There’s big hospitality news about OTAs and what they’ll no longer be allowed to do come September 1. This week, the Competition and Markets Authority announced that it will force Booking.com, Hotels.com, Trivago, Agoda, Expedia, and Ebookers to stop misrepresenting rates and fees in their listings. As small hospitalities well know, OTAs like to mislead clients with subtle tricks that small businesses just can’t replicate. Basic search rankings on commission is one. Another is pressuring clients into booking fast instead of smart. Now, the big OTAs will have to play by fair rules, starting on 1 September.
After an exhaustive investigation, the CMA found that Booking.com, at least, wasn’t actively violating any laws. Still, these new regulations are a big step in the right direction toward making the hospitality industry fair for large and small businesses alike.
This ruling only applies to Britain, of course, but it’s a step in the right direction for markets all over Europe. The research agency that determined that OTAs really were taking advantage of their position was the Centre for European Economic Research (ZEW) and their findings will likely be cited again as other countries make their own rules. However, Britain is defiitely a pioneer here. By forcing the OTAs to hold to ethical business practices, the CMA has not only shown that regulation is possible, but that OTAs are capable of functioning without their questionable habits of pressuring customers and hiding fees.
With the OTAs respecting fairer rules, small hospitalities will have a better chance of gaining bookings. Larger, wealthier businesses won’t be able to use commission rates to buy good search positions anymore. While the OTAs are still a necessary evil for independent hospitalities, they’ll be less harmful than before.
What should you do now?

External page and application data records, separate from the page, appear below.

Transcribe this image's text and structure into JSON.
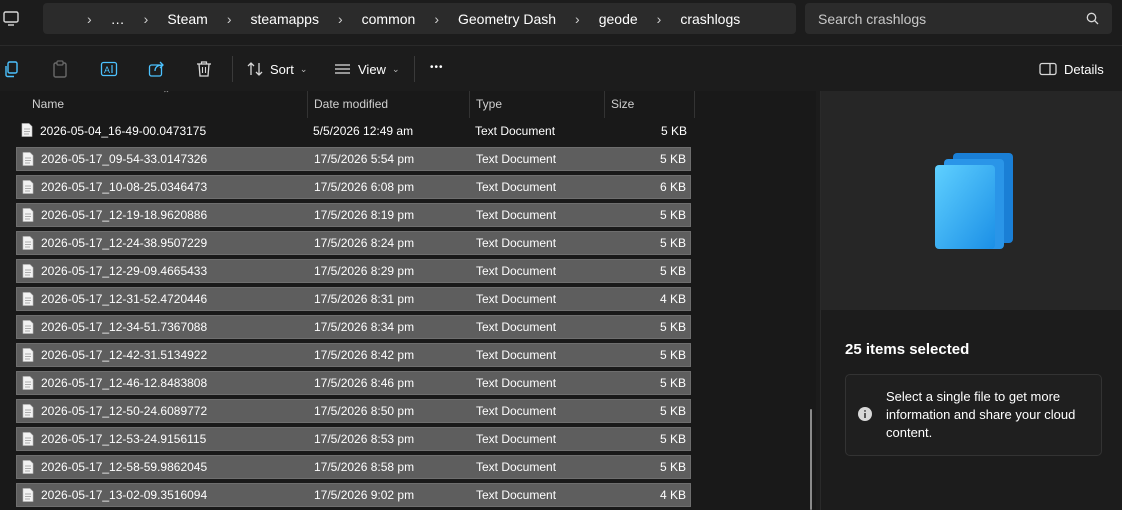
{
  "address": {
    "breadcrumbs": [
      "…",
      "Steam",
      "steamapps",
      "common",
      "Geometry Dash",
      "geode",
      "crashlogs"
    ],
    "search_placeholder": "Search crashlogs"
  },
  "toolbar": {
    "sort_label": "Sort",
    "view_label": "View",
    "details_label": "Details",
    "more_label": "•••"
  },
  "columns": {
    "name": "Name",
    "date": "Date modified",
    "type": "Type",
    "size": "Size"
  },
  "files": [
    {
      "name": "2026-05-04_16-49-00.0473175",
      "date": "5/5/2026 12:49 am",
      "type": "Text Document",
      "size": "5 KB",
      "selected": false
    },
    {
      "name": "2026-05-17_09-54-33.0147326",
      "date": "17/5/2026 5:54 pm",
      "type": "Text Document",
      "size": "5 KB",
      "selected": true
    },
    {
      "name": "2026-05-17_10-08-25.0346473",
      "date": "17/5/2026 6:08 pm",
      "type": "Text Document",
      "size": "6 KB",
      "selected": true
    },
    {
      "name": "2026-05-17_12-19-18.9620886",
      "date": "17/5/2026 8:19 pm",
      "type": "Text Document",
      "size": "5 KB",
      "selected": true
    },
    {
      "name": "2026-05-17_12-24-38.9507229",
      "date": "17/5/2026 8:24 pm",
      "type": "Text Document",
      "size": "5 KB",
      "selected": true
    },
    {
      "name": "2026-05-17_12-29-09.4665433",
      "date": "17/5/2026 8:29 pm",
      "type": "Text Document",
      "size": "5 KB",
      "selected": true
    },
    {
      "name": "2026-05-17_12-31-52.4720446",
      "date": "17/5/2026 8:31 pm",
      "type": "Text Document",
      "size": "4 KB",
      "selected": true
    },
    {
      "name": "2026-05-17_12-34-51.7367088",
      "date": "17/5/2026 8:34 pm",
      "type": "Text Document",
      "size": "5 KB",
      "selected": true
    },
    {
      "name": "2026-05-17_12-42-31.5134922",
      "date": "17/5/2026 8:42 pm",
      "type": "Text Document",
      "size": "5 KB",
      "selected": true
    },
    {
      "name": "2026-05-17_12-46-12.8483808",
      "date": "17/5/2026 8:46 pm",
      "type": "Text Document",
      "size": "5 KB",
      "selected": true
    },
    {
      "name": "2026-05-17_12-50-24.6089772",
      "date": "17/5/2026 8:50 pm",
      "type": "Text Document",
      "size": "5 KB",
      "selected": true
    },
    {
      "name": "2026-05-17_12-53-24.9156115",
      "date": "17/5/2026 8:53 pm",
      "type": "Text Document",
      "size": "5 KB",
      "selected": true
    },
    {
      "name": "2026-05-17_12-58-59.9862045",
      "date": "17/5/2026 8:58 pm",
      "type": "Text Document",
      "size": "5 KB",
      "selected": true
    },
    {
      "name": "2026-05-17_13-02-09.3516094",
      "date": "17/5/2026 9:02 pm",
      "type": "Text Document",
      "size": "4 KB",
      "selected": true
    }
  ],
  "details": {
    "selection_title": "25 items selected",
    "info_message": "Select a single file to get more information and share your cloud content."
  },
  "colors": {
    "background": "#1c1c1c",
    "selection": "#5e5e5e",
    "accent": "#4cc2ff"
  }
}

Now is a great time to take a fresh look at your OTA listings. Are your pictures current? How about your prices? I’ve talked a lot about how to best use sites like Booking.com to make your hospitality business thrive, so head back into the archives and take a look at my advice.
Also, consider shining up your website and planning some fresh social media campaigns. Online travel agents have just had their true characters revealed to the public. Many people won’t want to book through them knowing that they aren’t getting the best possible deal. Don’t be afraid to point out that you’re the honest, locally-conscious option.
I have created a Free 5-Step email guide so you can increase your direct bookings! To get your copy, go to www.boostly.co.uk/free.